Let’s dispel a few myths. The teaching in private schools is worse than the teaching in state schools. Having taught in private schools, I can promise you, I would never send my kids there for the teaching. There is a ridiculous amount of “Turn to page 34 and answer all the questions”. You pay for the other kids, not the teacher; so if your child can zone out Billy who has ADHD, he or she will do better in a state school.
Kidulthood was a work of fiction not a documentary. Your child is perfectly safe in an inner city London school, or at least, just as safe as she would be in any other school. Private schools have a nasty habit of not acting on sexual abuse and covering up their bullying problems. Their reputations matter more to them than your child’s safety.
You do not need to pay for private tuition either. It’s only going to be more of the same, so your kid will be bored, not enlightened. If your child needs more attention, give it to her yourself. You might not understand calculus, but you can ask “And what did the teacher do next?” and “Have you checked those answers by working the problem backwards?” or “Explain the whole Archduke Ferdinand thing to me”.
Your kid will have a better chance at getting into university if you follow these steps. They can be implemented at any stage:
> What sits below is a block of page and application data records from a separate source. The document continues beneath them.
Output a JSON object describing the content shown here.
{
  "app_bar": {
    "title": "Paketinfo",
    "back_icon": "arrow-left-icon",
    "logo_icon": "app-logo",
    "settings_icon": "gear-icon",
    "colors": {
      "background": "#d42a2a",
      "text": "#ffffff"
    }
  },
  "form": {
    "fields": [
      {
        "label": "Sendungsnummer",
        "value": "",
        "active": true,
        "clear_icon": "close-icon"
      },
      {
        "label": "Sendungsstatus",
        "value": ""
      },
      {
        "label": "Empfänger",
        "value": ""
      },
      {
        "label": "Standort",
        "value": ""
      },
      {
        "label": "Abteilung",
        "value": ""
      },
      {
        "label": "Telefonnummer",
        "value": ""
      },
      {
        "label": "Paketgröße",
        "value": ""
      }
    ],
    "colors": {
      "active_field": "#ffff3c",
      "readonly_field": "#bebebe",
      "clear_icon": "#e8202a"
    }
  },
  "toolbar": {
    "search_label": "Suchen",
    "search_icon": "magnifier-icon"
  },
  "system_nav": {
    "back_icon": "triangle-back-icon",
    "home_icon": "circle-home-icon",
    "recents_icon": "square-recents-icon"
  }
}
- Not the kid, you. They will do what you do and if you only want to watch TV, that’s what they will do. Let them see you read and talk about the book you are reading. The more they read, the wider their frame of reference and the better they do across the board.
- Enrol them in some kind of club, Scouts, Guides, Cadets, Duke of Edinburgh, whatever. They will meet different people and have opportunities that you can’t provide. Plus it looks great on uni applications.
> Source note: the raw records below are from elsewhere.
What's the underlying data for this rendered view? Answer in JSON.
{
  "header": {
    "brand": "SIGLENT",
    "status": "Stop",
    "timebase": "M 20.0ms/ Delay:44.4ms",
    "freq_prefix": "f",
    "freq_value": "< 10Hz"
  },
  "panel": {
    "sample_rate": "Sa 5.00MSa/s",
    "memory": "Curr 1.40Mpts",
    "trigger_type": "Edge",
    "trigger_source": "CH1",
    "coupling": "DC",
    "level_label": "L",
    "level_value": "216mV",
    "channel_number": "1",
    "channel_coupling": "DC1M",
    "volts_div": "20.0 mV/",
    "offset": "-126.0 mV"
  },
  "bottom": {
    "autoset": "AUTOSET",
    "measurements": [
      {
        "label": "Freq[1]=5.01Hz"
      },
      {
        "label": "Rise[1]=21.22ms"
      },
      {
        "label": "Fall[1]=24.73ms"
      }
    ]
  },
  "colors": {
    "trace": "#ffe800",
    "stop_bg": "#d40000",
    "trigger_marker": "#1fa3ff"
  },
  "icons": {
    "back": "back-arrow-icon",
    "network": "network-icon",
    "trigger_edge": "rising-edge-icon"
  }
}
- Do free stuff with them. Walks, forests, galleries and beaches are all free (for the moment). Do something once a month. Again, it widens their frame of reference and gives them confidence.
- Encourage them to volunteer. Once again, it looks great on a uni application, but it will also increase their sense of self-worth
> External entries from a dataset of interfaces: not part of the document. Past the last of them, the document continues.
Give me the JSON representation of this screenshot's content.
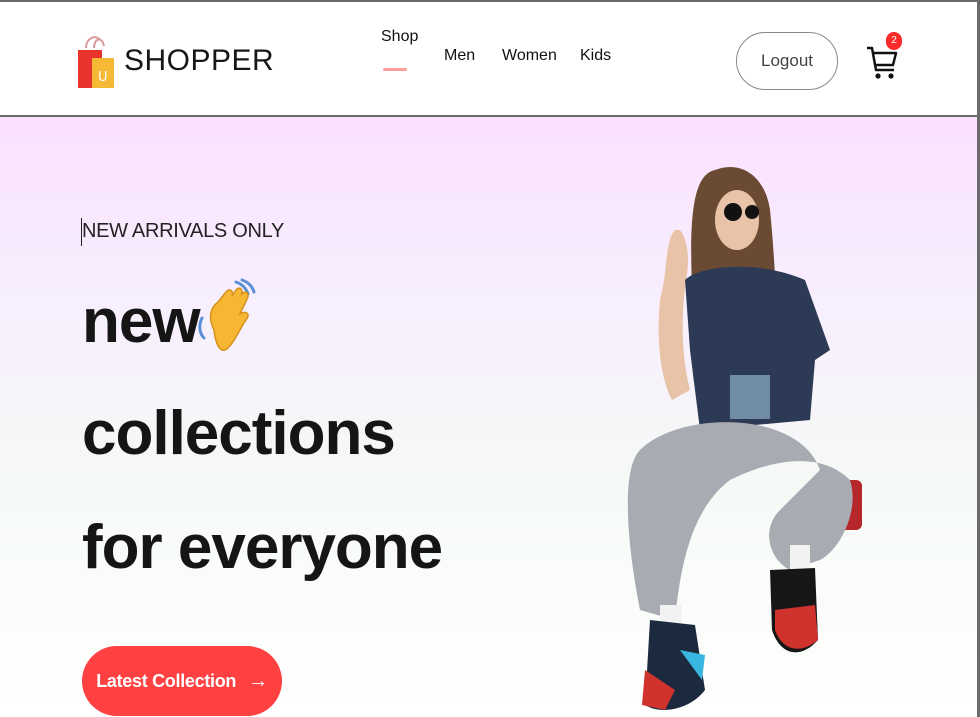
{
  "brand": {
    "name": "SHOPPER",
    "icon": "shopping-bag-icon"
  },
  "nav": {
    "items": [
      {
        "label": "Shop",
        "active": true
      },
      {
        "label": "Men"
      },
      {
        "label": "Women"
      },
      {
        "label": "Kids"
      }
    ],
    "logout_label": "Logout",
    "cart_count": "2"
  },
  "hero": {
    "eyebrow": "NEW ARRIVALS ONLY",
    "line1": "new",
    "line2": "collections",
    "line3": "for everyone",
    "wave_icon": "waving-hand-icon",
    "cta_label": "Latest Collection",
    "cta_icon": "arrow-right-icon"
  },
  "colors": {
    "accent": "#ff4141",
    "badge": "#ff2a2a",
    "hero_top": "#fbe1ff",
    "hero_bottom": "#ffffff"
  }
}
- If you are going to pay for stuff, make it amateur dramatics or sports. At least they are fun, healthy and give new skills.
If your kid is in 6th form, you need to start campaigning. The Tories have already made massive cuts to 6th form funding and are set to cut even more. This means bigger class sizes and fewer subjects. The government is hoping you won’t make a fuss. Don’t accept it. If your kid can’t choose the subjects she wants at the school she wants to attend, write to the papers, your MP, Nicky Morgan, everybody. Get together with other parents and raise hell – it’s the only way to make sure that everyone has access to a quality education.
Your local school will probably have to cut out pretty much all of its teaching assistants with the budget cuts, so it might be good to volunteer if you have time, and it’s definitely a good idea to stand for the board of governors so that you can keep an eye on things.
Ask about teacher workloads; a tired, over worked and stressed out teacher is not going to give your child the best education. If your child has a different teacher every five minutes, it means that the school has a problem. Ask what they are doing to improve teacher retention.
Boycott the SATS and the baseline tests. Testing your child at 4 is not in her benefit, it is just so a computer can make predictions about what GCSEs she should get. Keep a close eye on the school before testing time; if all they do is stuff for the SATS, your child is missing out on her education. Complain.
Don’t get caught up in the hype. Teachers work hard, they are trained and can be trusted; they are the ones who have a relationship with your child and care about her. School leaders, politicians and newspapers only see your child as a statistic, so they don’t care. Politicians and reporters are not educators, remember, they have no qualifications or training and they don’t know what is best for your child.